Some of the things that loving myself taught me were:

1.  Love doesn’t hurt and doesn’t lie.
2.  Love and fear don’t live in the same house.
3.  Loving myself means liking who I am, faults and all. I don’t have to be perfect to be loved. Incest happened to me. Incest is not me.
4.  Loving myself gave me the right to have needs and wants.
5.  Putting up healthy boundaries was part of loving myself. Those boundaries protected me from being abused again.
6.  I have choices. I will make mistakes and that is okay. Mistakes are just lessons to be learned from. I am not a mistake. With my choices, I began to trust myself.
7.  I am worthy just as I am. I am always enough just as I am. I can feel confident in who I am and in what I can accomplish.
8.  Loving myself gives me the ability to truly love others.

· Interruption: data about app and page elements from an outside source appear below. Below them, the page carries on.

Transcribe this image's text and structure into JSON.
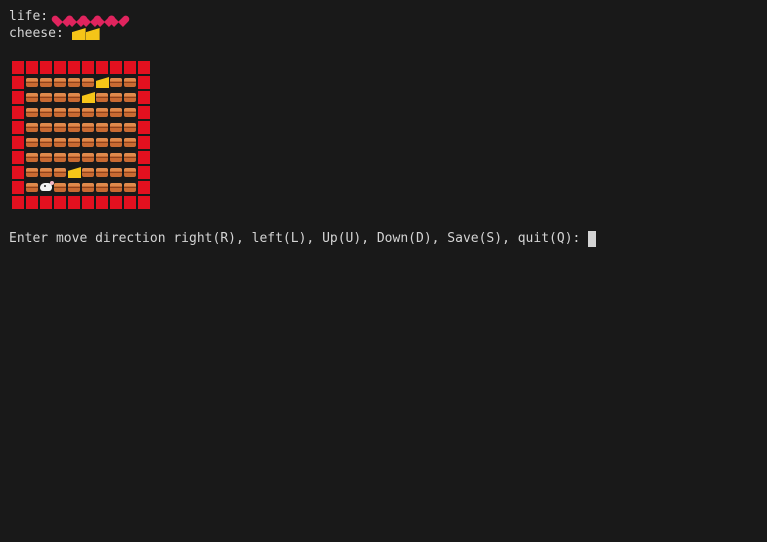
{
  "status": {
    "life_label": "life:",
    "life_count": 5,
    "life_icon": "sparkling-heart-icon",
    "cheese_label": "cheese:",
    "cheese_count": 2,
    "cheese_icon": "cheese-icon"
  },
  "board": {
    "legend": {
      "W": "wall",
      "B": "brick",
      "C": "cheese",
      "M": "mouse"
    },
    "rows": [
      "WWWWWWWWWW",
      "WBBBBBCBBW",
      "WBBBBCBBBW",
      "WBBBBBBBBW",
      "WBBBBBBBBW",
      "WBBBBBBBBW",
      "WBBBBBBBBW",
      "WBBBCBBBBW",
      "WBMBBBBBBW",
      "WWWWWWWWWW"
    ]
  },
  "prompt": {
    "text": "Enter move direction right(R), left(L), Up(U), Down(D), Save(S), quit(Q):"
  },
  "colors": {
    "background": "#191919",
    "text": "#d4d4d4",
    "wall": "#e3101f",
    "brick": "#c96a32",
    "cheese": "#f5c518",
    "heart": "#e0245e"
  }
}
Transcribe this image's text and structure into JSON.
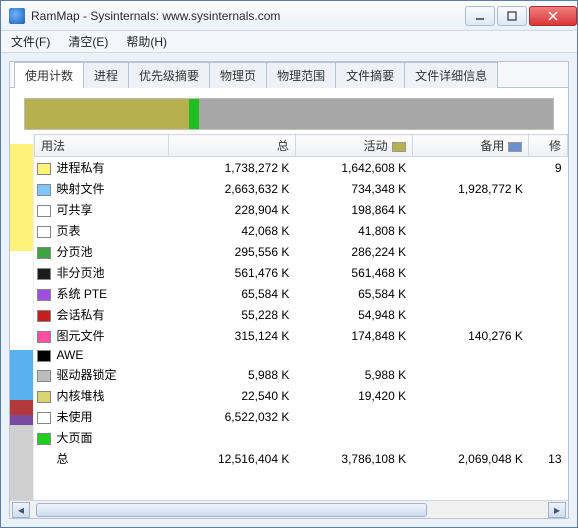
{
  "window": {
    "title": "RamMap - Sysinternals: www.sysinternals.com"
  },
  "menus": [
    "文件(F)",
    "清空(E)",
    "帮助(H)"
  ],
  "tabs": [
    "使用计数",
    "进程",
    "优先级摘要",
    "物理页",
    "物理范围",
    "文件摘要",
    "文件详细信息"
  ],
  "activeTab": 0,
  "columns": {
    "usage": "用法",
    "total": "总",
    "active": "活动",
    "standby": "备用",
    "modified": "修"
  },
  "legendColors": {
    "active": "#b7b04f",
    "standby": "#6b8fd0"
  },
  "distribution": [
    {
      "color": "#b7b04f",
      "pct": 31
    },
    {
      "color": "#1fbf1f",
      "pct": 2
    },
    {
      "color": "#a7a7a7",
      "pct": 67
    }
  ],
  "leftStrip": [
    {
      "color": "#fff27a",
      "pct": 30
    },
    {
      "color": "#ffffff",
      "pct": 28
    },
    {
      "color": "#5bb0ef",
      "pct": 14
    },
    {
      "color": "#b33a3a",
      "pct": 4
    },
    {
      "color": "#7a4aa0",
      "pct": 3
    },
    {
      "color": "#d0d0d0",
      "pct": 21
    }
  ],
  "rows": [
    {
      "color": "#fff27a",
      "name": "进程私有",
      "total": "1,738,272 K",
      "active": "1,642,608 K",
      "standby": "",
      "modified": "9"
    },
    {
      "color": "#7ec8ff",
      "name": "映射文件",
      "total": "2,663,632 K",
      "active": "734,348 K",
      "standby": "1,928,772 K",
      "modified": ""
    },
    {
      "color": "#ffffff",
      "name": "可共享",
      "total": "228,904 K",
      "active": "198,864 K",
      "standby": "",
      "modified": ""
    },
    {
      "color": "#ffffff",
      "name": "页表",
      "total": "42,068 K",
      "active": "41,808 K",
      "standby": "",
      "modified": ""
    },
    {
      "color": "#3fa33f",
      "name": "分页池",
      "total": "295,556 K",
      "active": "286,224 K",
      "standby": "",
      "modified": ""
    },
    {
      "color": "#1c1c1c",
      "name": "非分页池",
      "total": "561,476 K",
      "active": "561,468 K",
      "standby": "",
      "modified": ""
    },
    {
      "color": "#a14ee0",
      "name": "系统 PTE",
      "total": "65,584 K",
      "active": "65,584 K",
      "standby": "",
      "modified": ""
    },
    {
      "color": "#c41f1f",
      "name": "会话私有",
      "total": "55,228 K",
      "active": "54,948 K",
      "standby": "",
      "modified": ""
    },
    {
      "color": "#ff4fa3",
      "name": "图元文件",
      "total": "315,124 K",
      "active": "174,848 K",
      "standby": "140,276 K",
      "modified": ""
    },
    {
      "color": "#000000",
      "name": "AWE",
      "total": "",
      "active": "",
      "standby": "",
      "modified": ""
    },
    {
      "color": "#bdbdbd",
      "name": "驱动器锁定",
      "total": "5,988 K",
      "active": "5,988 K",
      "standby": "",
      "modified": ""
    },
    {
      "color": "#d9d574",
      "name": "内核堆栈",
      "total": "22,540 K",
      "active": "19,420 K",
      "standby": "",
      "modified": ""
    },
    {
      "color": "#ffffff",
      "name": "未使用",
      "total": "6,522,032 K",
      "active": "",
      "standby": "",
      "modified": ""
    },
    {
      "color": "#1fcf1f",
      "name": "大页面",
      "total": "",
      "active": "",
      "standby": "",
      "modified": ""
    }
  ],
  "totals": {
    "label": "总",
    "total": "12,516,404 K",
    "active": "3,786,108 K",
    "standby": "2,069,048 K",
    "modified": "13"
  },
  "chart_data": {
    "type": "table",
    "title": "RamMap 使用计数",
    "columns": [
      "用法",
      "总",
      "活动",
      "备用"
    ],
    "series": [
      {
        "name": "进程私有",
        "values": [
          1738272,
          1642608,
          null
        ]
      },
      {
        "name": "映射文件",
        "values": [
          2663632,
          734348,
          1928772
        ]
      },
      {
        "name": "可共享",
        "values": [
          228904,
          198864,
          null
        ]
      },
      {
        "name": "页表",
        "values": [
          42068,
          41808,
          null
        ]
      },
      {
        "name": "分页池",
        "values": [
          295556,
          286224,
          null
        ]
      },
      {
        "name": "非分页池",
        "values": [
          561476,
          561468,
          null
        ]
      },
      {
        "name": "系统 PTE",
        "values": [
          65584,
          65584,
          null
        ]
      },
      {
        "name": "会话私有",
        "values": [
          55228,
          54948,
          null
        ]
      },
      {
        "name": "图元文件",
        "values": [
          315124,
          174848,
          140276
        ]
      },
      {
        "name": "AWE",
        "values": [
          null,
          null,
          null
        ]
      },
      {
        "name": "驱动器锁定",
        "values": [
          5988,
          5988,
          null
        ]
      },
      {
        "name": "内核堆栈",
        "values": [
          22540,
          19420,
          null
        ]
      },
      {
        "name": "未使用",
        "values": [
          6522032,
          null,
          null
        ]
      },
      {
        "name": "大页面",
        "values": [
          null,
          null,
          null
        ]
      },
      {
        "name": "总",
        "values": [
          12516404,
          3786108,
          2069048
        ]
      }
    ],
    "unit": "K"
  }
}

Real love is unconditional.
9.  My value comes from who I am, not from what I do.  I have value just because I was born into this world.
10.  Loving myself means feeling all of my feelings and reconnecting with my body and my spirituality.

Some people teach you that loving yourself is selfish. Abusers and controllers especially do not want you to love yourself. If you love yourself, you are not easily controlled or abused. Abusers don’t pick children who are likely to tell their nasty secrets. So nurture and love yourself so that you can teach your children to love themselves. You often teach more by your actions than you do by your words.

Meditations to Heal Your Life, by Louise L. Hay, Hay House, Inc., Carlsbad, California, 1994, page 252-253:

“I am comfortable with my self-worth.
I can do it.
The more I support myself with love and acceptance, the more worthy I feel.  As I feel worthy, I feel better.  In fact, I feel really good. I begin to let good things happen to me.  I begin to see opportunities that I never saw before.  I let life take me in new and interesting directions.  I let my mind go beyond what I thought was possible.  I become worthy of the totality of possibilities, and life suddenly becomes very exciting. I realize that I have a right to have the life that I want.  I might have to shift this or that, scrap an old belief, let go of an old limitation, but I can do it. YES! I am worthy. I am deserving of ALL GOOD!”

Patricia Singleton
Spiritual Journey Of A Lightworker

September 14, 2011 Posted by | #lightwarrior, WELCOME TO MY GUEST | 23 Comments